This manner of administering medicine is of the greatest importance to the sick; it will frequently give relief when all other applications fail. It is supposed that the use of them is of great antiquity; whether this be true or not, the using them to relieve the sick was certainly a very valuable discovery, and no doubt thousands of lives have been saved by it. The doctors have long been in the practice of directing injections to be given to their patients, but they seem to have no other object in administering them than to cause a movement in the bowels; therefore it was immaterial what they were made of.
According to the plan which I have adopted, there are certain important objects aimed at in the administration of medicines to remove disease, viz: to raise the internal heat, promote perspiration, remove the canker, guard against mortification, and restore the digestion. To accomplish these objects, the medicine necessary to remove the complaint must be applied to that part where the disease is seated; if in the stomach only, by taking the medicine it may be removed; but if in the bowels, the same compound must be administered by injection. Whatever is good to cure disease when taken into the stomach, is likewise good for the same purpose if given by injection, as the grand object is to warm the bowels and remove the canker. In all cases of dysentery, colic, piles, and other complaints where the bowels are badly affected, injections should never be dispensed with. They are perfectly safe in all cases, and better that they be used ten times when not needed, than once neglected when they are. In many violent cases, particularly where there is danger of mortification, patients may be relieved by administering medicine in this way, when there would be no chance in any other.

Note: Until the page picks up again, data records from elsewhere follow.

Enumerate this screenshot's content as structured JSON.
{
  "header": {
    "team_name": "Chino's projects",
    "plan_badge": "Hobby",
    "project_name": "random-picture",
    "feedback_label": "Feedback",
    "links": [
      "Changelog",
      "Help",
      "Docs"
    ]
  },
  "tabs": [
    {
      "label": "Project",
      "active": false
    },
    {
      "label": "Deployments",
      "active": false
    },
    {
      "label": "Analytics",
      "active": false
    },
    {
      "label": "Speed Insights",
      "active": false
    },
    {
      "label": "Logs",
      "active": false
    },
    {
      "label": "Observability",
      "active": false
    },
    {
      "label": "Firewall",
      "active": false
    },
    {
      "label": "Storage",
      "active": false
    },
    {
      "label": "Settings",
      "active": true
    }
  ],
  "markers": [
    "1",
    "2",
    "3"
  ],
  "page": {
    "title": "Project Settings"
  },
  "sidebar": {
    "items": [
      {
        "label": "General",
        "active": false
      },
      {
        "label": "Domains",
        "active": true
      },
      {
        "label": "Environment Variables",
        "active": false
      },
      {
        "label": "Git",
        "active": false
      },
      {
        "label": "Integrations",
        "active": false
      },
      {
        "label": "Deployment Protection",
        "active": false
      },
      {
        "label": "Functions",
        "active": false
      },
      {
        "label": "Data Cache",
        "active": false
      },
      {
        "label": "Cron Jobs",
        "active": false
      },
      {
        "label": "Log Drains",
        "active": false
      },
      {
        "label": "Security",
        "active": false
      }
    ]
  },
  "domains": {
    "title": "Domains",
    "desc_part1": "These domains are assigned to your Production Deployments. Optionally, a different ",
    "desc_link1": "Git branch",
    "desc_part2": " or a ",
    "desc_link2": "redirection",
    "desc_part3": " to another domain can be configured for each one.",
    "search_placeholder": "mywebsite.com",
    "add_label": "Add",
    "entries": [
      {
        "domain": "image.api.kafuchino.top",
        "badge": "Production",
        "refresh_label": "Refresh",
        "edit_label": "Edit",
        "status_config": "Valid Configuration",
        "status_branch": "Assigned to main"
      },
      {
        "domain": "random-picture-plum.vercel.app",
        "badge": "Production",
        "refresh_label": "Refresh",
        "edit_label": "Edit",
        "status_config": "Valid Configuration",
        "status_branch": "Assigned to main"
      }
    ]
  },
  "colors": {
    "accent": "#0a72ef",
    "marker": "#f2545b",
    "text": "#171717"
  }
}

I do, therefore, most seriously advise that these considerations be always borne in mind, and that this important way of giving relief be never neglected where there is any chance for it to do good. In many complaints peculiar to females, they are of great importance in giving relief when properly attended to; for which purpose it is only necessary to repeat what has been before stated - let the remedy be applied with judgment and discretion to that part where the disease is seated.
The common preparation for an injection or clyster is to take a teacupful of strong tea made of No. 3, strain it off when hot, and add half a teaspoonful of No. 2, and a teaspoonful of No. 6, when cool enough to give, add half a teaspoonful of No. 1, and the same quantity of nerve powder. (I now use these in combination, using the tincture of each and have it always ready.) In this way you are up-to-date and the liquid compound that you put in the water is clear and there is but very little trouble in giving it. Get the tincture of Nos. 3, 2, 6, 1 and 7, take of each an amount equivalent in strength to that of the amount of powder directed in the foregoing. This would be about: Comp. Tinct. No 3, 2 drachms; Tinct. No. 2, or Capsicum, 3 grains; No. 6, 60 grains, or teaspoon-ful; No. 1, or Lobelia Tinct., I drachm; No. 7, or Tinct. Valerian, I drachm. Mix.
This mixture should be mixed with a quart of fairly warm water and injected, retained for a few minutes and then passed off. This may be repeated as often as required till relief is obtained.
Many other articles may be used to advantage in the injections; a tea of witch-hazel and red raspberry leaves, either or both together, are very good in many cases. For Canker, tea of either the articles described for this purpose will answer a good purpose and give the best of results. When the Canker is removed, the bowels will be left sore, in which case give injections of witch-hazel or red raspberry leaves tea, with slippery-elm bark. When injections are used to move the bowels only, No. I should be left out. It is always safe to add the nerve powder, and if there are nervous symptoms, it should never be omitted.